Michael Coveney: Death in the Afternoon
The author of countless articles on ‘Orrible ‘Appenings in Theatres and Theatre Ghosts dropped dead in the stalls of the Apollo shortly before the matinee of Jerusalem on 18 March.
Taking his place with his family, David spotted his old chum, Bernard Cribbins, and gave him a friendly wave. Whereupon, he slumped against the wall and fell to the floor. The traditional cry of “Is there a doctor in the house?” went up; one duly arrived, and made a vain attempt at resuscitation.
The curtain was held for twenty minutes, and then the ambulance stopped the traffic on Shaftesbury Avenue. As David’s daughter, Ellen, remarked: “What an exit!” And of course they all sang “Jerusalem” at the funeral.
David, an owlish, fully-rounded figure, with a mane of flowing white hair, was research officer at the Theatres Trust, and one of those omniscient, but unpushy, theatre enthusiasts who knew far more about theatre and actors than most critics. He wrote authoritatively about the music hall, Ellen Terry, theatre architecture and design, publishing many books and pamphlets.
He retired to Chichester, where both his son and daughter, Henry and Ellen, worked at the Chichester Film Theatre, David hovering benignly in the background.
I was invited down to the Film Festival to give talks on the films of Mike Leigh and the Redgraves. Ellen would arrange the film clips, Henry would act as projectionist, while David was always ready with a gobbet of essential information or long forgotten movie lore.
I’m very sorry he died, aged 74, but very glad it was in a theatre. He couldn’t have chosen a better play, and I hope he now knows how it ended.
We are in a strange late summer interim period in the year’s theatre, with the Edinburgh Festival entering the home straight and the autumn schedules shaping up nicely.
And oddly…Simon Russell Beale opens next month in Deathtrap, the Ira Levin thriller, not seen in the West End since 1978; Graham Greene’s The Potting Shed, not seen in London since 1971, opens at the Finborough soon after; and there’s an even more unlikely, and unexpected, Edward Bond season at the little Cock Tavern in Kilburn.
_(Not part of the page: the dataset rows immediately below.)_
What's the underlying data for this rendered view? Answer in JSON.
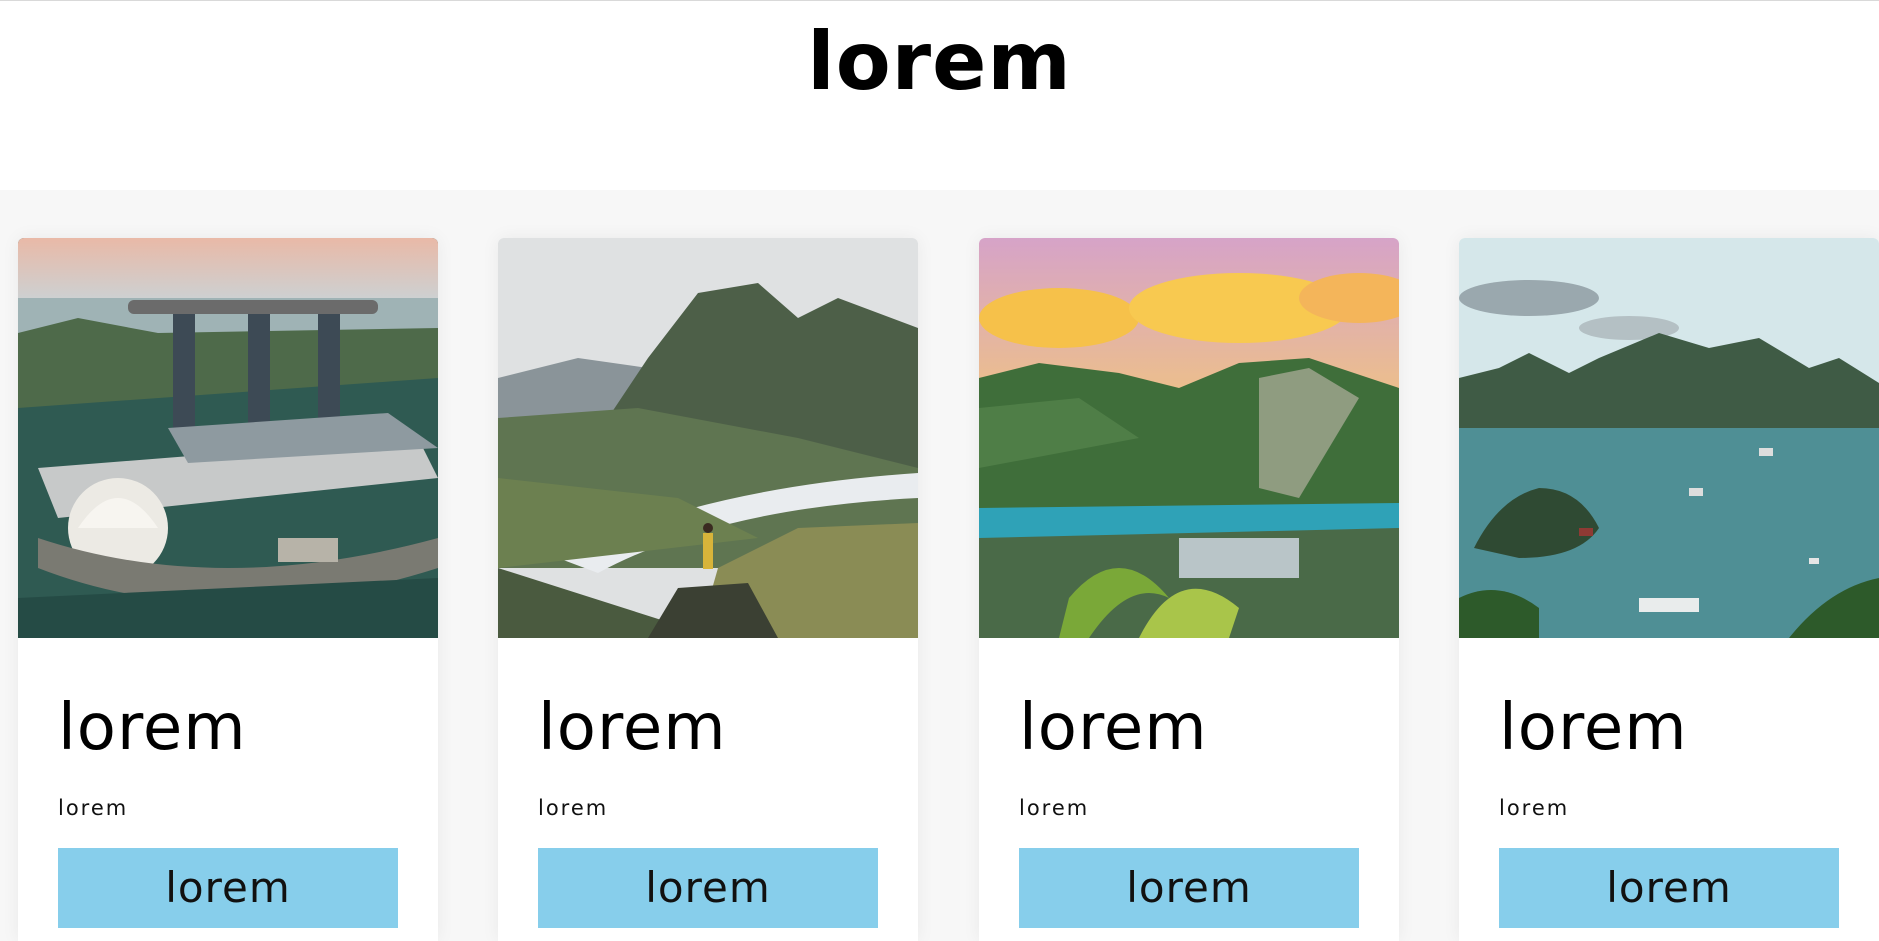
{
  "page": {
    "title": "lorem"
  },
  "cards": [
    {
      "title": "lorem",
      "subtitle": "lorem",
      "button_label": "lorem"
    },
    {
      "title": "lorem",
      "subtitle": "lorem",
      "button_label": "lorem"
    },
    {
      "title": "lorem",
      "subtitle": "lorem",
      "button_label": "lorem"
    },
    {
      "title": "lorem",
      "subtitle": "lorem",
      "button_label": "lorem"
    }
  ],
  "colors": {
    "button": "#87ceeb",
    "background": "#f7f7f7"
  }
}
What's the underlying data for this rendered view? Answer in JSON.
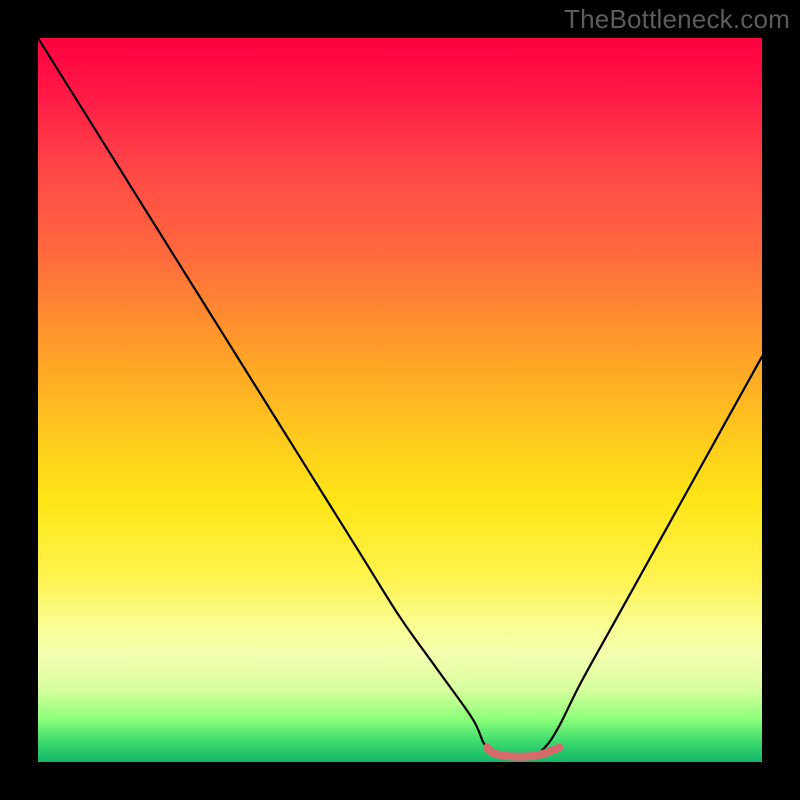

If only David Cheshire was still around, we might not be at all
surprised to find revivals of The Bells and Chu Chin Chow on the
agenda. I suppose the nostalgists among us will simply have to
settle for J B Priestley’s When We Are Married at the Garrick in late